- [Instructions to follow]: What follows is a set of records. Copy them exactly and leave out the images.
#### Data records
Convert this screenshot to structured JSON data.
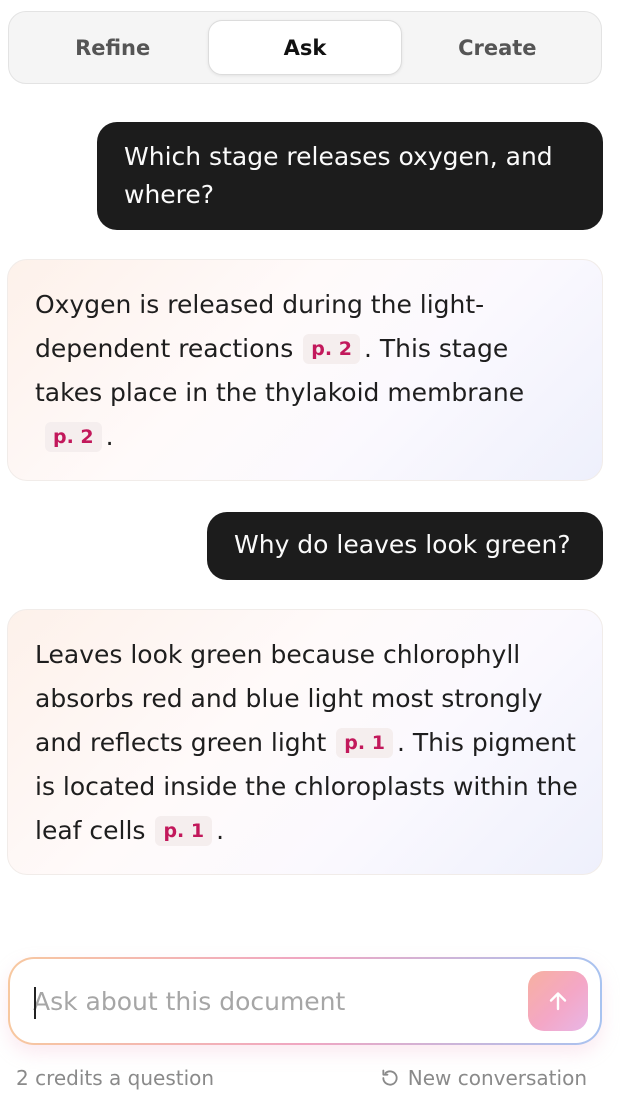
{
  "tabs": [
    {
      "label": "Refine",
      "active": false
    },
    {
      "label": "Ask",
      "active": true
    },
    {
      "label": "Create",
      "active": false
    }
  ],
  "conversation": {
    "q1": "Which stage releases oxygen, and where?",
    "a1": {
      "t1": "Oxygen is released during the light-dependent reactions",
      "c1": "p. 2",
      "t2": ". This stage takes place in the thylakoid membrane",
      "c2": "p. 2",
      "t3": "."
    },
    "q2": "Why do leaves look green?",
    "a2": {
      "t1": "Leaves look green because chlorophyll absorbs red and blue light most strongly and reflects green light",
      "c1": "p. 1",
      "t2": ". This pigment is located inside the chloroplasts within the leaf cells",
      "c2": "p. 1",
      "t3": "."
    }
  },
  "composer": {
    "placeholder": "Ask about this document",
    "send_icon": "arrow-up-icon"
  },
  "footer": {
    "credits": "2 credits a question",
    "new_conversation": "New conversation",
    "new_conversation_icon": "rotate-ccw-icon"
  },
  "colors": {
    "user_bubble": "#1c1c1c",
    "citation_text": "#c2185b",
    "citation_bg": "#f5eeee"
  }
}
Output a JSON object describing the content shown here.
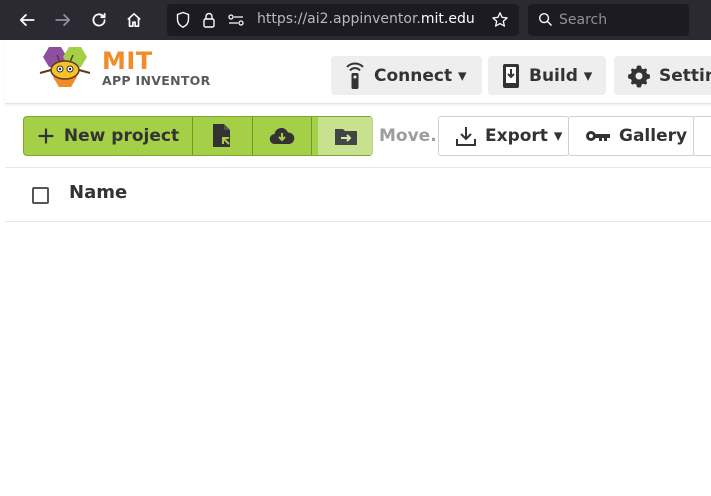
{
  "browser": {
    "url_prefix": "https://ai2.appinventor.",
    "url_domain": "mit.edu",
    "search_placeholder": "Search",
    "icons": [
      "back-arrow-icon",
      "forward-arrow-icon",
      "reload-icon",
      "home-icon",
      "shield-icon",
      "lock-icon",
      "permissions-icon",
      "bookmark-star-icon",
      "search-icon"
    ]
  },
  "header": {
    "logo_mit": "MIT",
    "logo_app_inventor": "APP INVENTOR",
    "connect_label": "Connect ▾",
    "build_label": "Build ▾",
    "settings_label": "Settin"
  },
  "toolbar": {
    "new_project_label": "New project",
    "move_label": "Move...",
    "export_label": "Export ▾",
    "gallery_label": "Gallery"
  },
  "project_list": {
    "column_name": "Name",
    "rows": []
  },
  "colors": {
    "accent_green": "#a5cf47",
    "logo_orange": "#f28c28",
    "browser_chrome": "#2b2a33"
  }
}
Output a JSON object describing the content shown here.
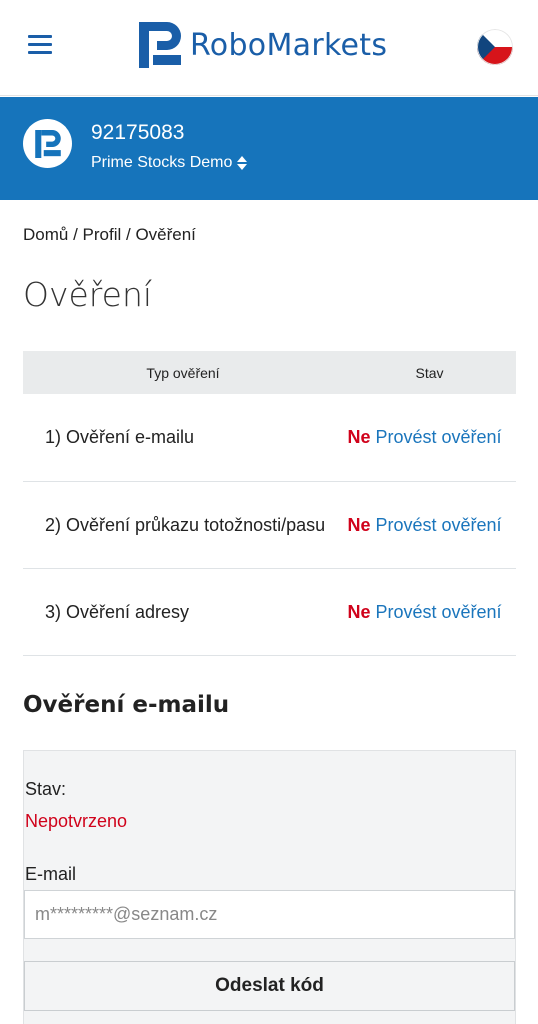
{
  "header": {
    "menu_icon": "hamburger-menu-icon",
    "logo_text": "RoboMarkets",
    "language_flag": "czech-flag-icon",
    "brand_color": "#1a5ea8"
  },
  "account": {
    "number": "92175083",
    "type": "Prime Stocks Demo",
    "bar_color": "#1674bb"
  },
  "breadcrumb": {
    "items": [
      "Domů",
      "Profil",
      "Ověření"
    ],
    "separator": " / "
  },
  "page_title": "Ověření",
  "table": {
    "headers": [
      "Typ ověření",
      "Stav"
    ],
    "rows": [
      {
        "name": "1) Ověření e-mailu",
        "status": "Ne",
        "action": "Provést ověření"
      },
      {
        "name": "2) Ověření průkazu totožnosti/pasu",
        "status": "Ne",
        "action": "Provést ověření"
      },
      {
        "name": "3) Ověření adresy",
        "status": "Ne",
        "action": "Provést ověření"
      }
    ]
  },
  "email_section": {
    "title": "Ověření e-mailu",
    "status_label": "Stav:",
    "status_value": "Nepotvrzeno",
    "email_label": "E-mail",
    "email_value": "m*********@seznam.cz",
    "send_button": "Odeslat kód"
  },
  "colors": {
    "negative": "#d0021b",
    "link": "#1a75bc"
  }
}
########
- [Answer to this problem]:
Convert this screenshot to structured JSON data.
{
  "tabs": [
    {
      "label": "Refine",
      "active": false
    },
    {
      "label": "Ask",
      "active": true
    },
    {
      "label": "Create",
      "active": false
    }
  ],
  "conversation": {
    "q1": "Which stage releases oxygen, and where?",
    "a1": {
      "t1": "Oxygen is released during the light-dependent reactions",
      "c1": "p. 2",
      "t2": ". This stage takes place in the thylakoid membrane",
      "c2": "p. 2",
      "t3": "."
    },
    "q2": "Why do leaves look green?",
    "a2": {
      "t1": "Leaves look green because chlorophyll absorbs red and blue light most strongly and reflects green light",
      "c1": "p. 1",
      "t2": ". This pigment is located inside the chloroplasts within the leaf cells",
      "c2": "p. 1",
      "t3": "."
    }
  },
  "composer": {
    "placeholder": "Ask about this document",
    "send_icon": "arrow-up-icon"
  },
  "footer": {
    "credits": "2 credits a question",
    "new_conversation": "New conversation",
    "new_conversation_icon": "rotate-ccw-icon"
  },
  "colors": {
    "user_bubble": "#1c1c1c",
    "citation_text": "#c2185b",
    "citation_bg": "#f5eeee"
  }
}
Output a JSON object describing the content shown here.
{
  "browser": {
    "url_prefix": "https://ai2.appinventor.",
    "url_domain": "mit.edu",
    "search_placeholder": "Search",
    "icons": [
      "back-arrow-icon",
      "forward-arrow-icon",
      "reload-icon",
      "home-icon",
      "shield-icon",
      "lock-icon",
      "permissions-icon",
      "bookmark-star-icon",
      "search-icon"
    ]
  },
  "header": {
    "logo_mit": "MIT",
    "logo_app_inventor": "APP INVENTOR",
    "connect_label": "Connect ▾",
    "build_label": "Build ▾",
    "settings_label": "Settin"
  },
  "toolbar": {
    "new_project_label": "New project",
    "move_label": "Move...",
    "export_label": "Export ▾",
    "gallery_label": "Gallery"
  },
  "project_list": {
    "column_name": "Name",
    "rows": []
  },
  "colors": {
    "accent_green": "#a5cf47",
    "logo_orange": "#f28c28",
    "browser_chrome": "#2b2a33"
  }
}
Output a JSON object describing the content shown here.
{
  "header": {
    "menu_icon": "hamburger-menu-icon",
    "logo_text": "RoboMarkets",
    "language_flag": "czech-flag-icon",
    "brand_color": "#1a5ea8"
  },
  "account": {
    "number": "92175083",
    "type": "Prime Stocks Demo",
    "bar_color": "#1674bb"
  },
  "breadcrumb": {
    "items": [
      "Domů",
      "Profil",
      "Ověření"
    ],
    "separator": " / "
  },
  "page_title": "Ověření",
  "table": {
    "headers": [
      "Typ ověření",
      "Stav"
    ],
    "rows": [
      {
        "name": "1) Ověření e-mailu",
        "status": "Ne",
        "action": "Provést ověření"
      },
      {
        "name": "2) Ověření průkazu totožnosti/pasu",
        "status": "Ne",
        "action": "Provést ověření"
      },
      {
        "name": "3) Ověření adresy",
        "status": "Ne",
        "action": "Provést ověření"
      }
    ]
  },
  "email_section": {
    "title": "Ověření e-mailu",
    "status_label": "Stav:",
    "status_value": "Nepotvrzeno",
    "email_label": "E-mail",
    "email_value": "m*********@seznam.cz",
    "send_button": "Odeslat kód"
  },
  "colors": {
    "negative": "#d0021b",
    "link": "#1a75bc"
  }
}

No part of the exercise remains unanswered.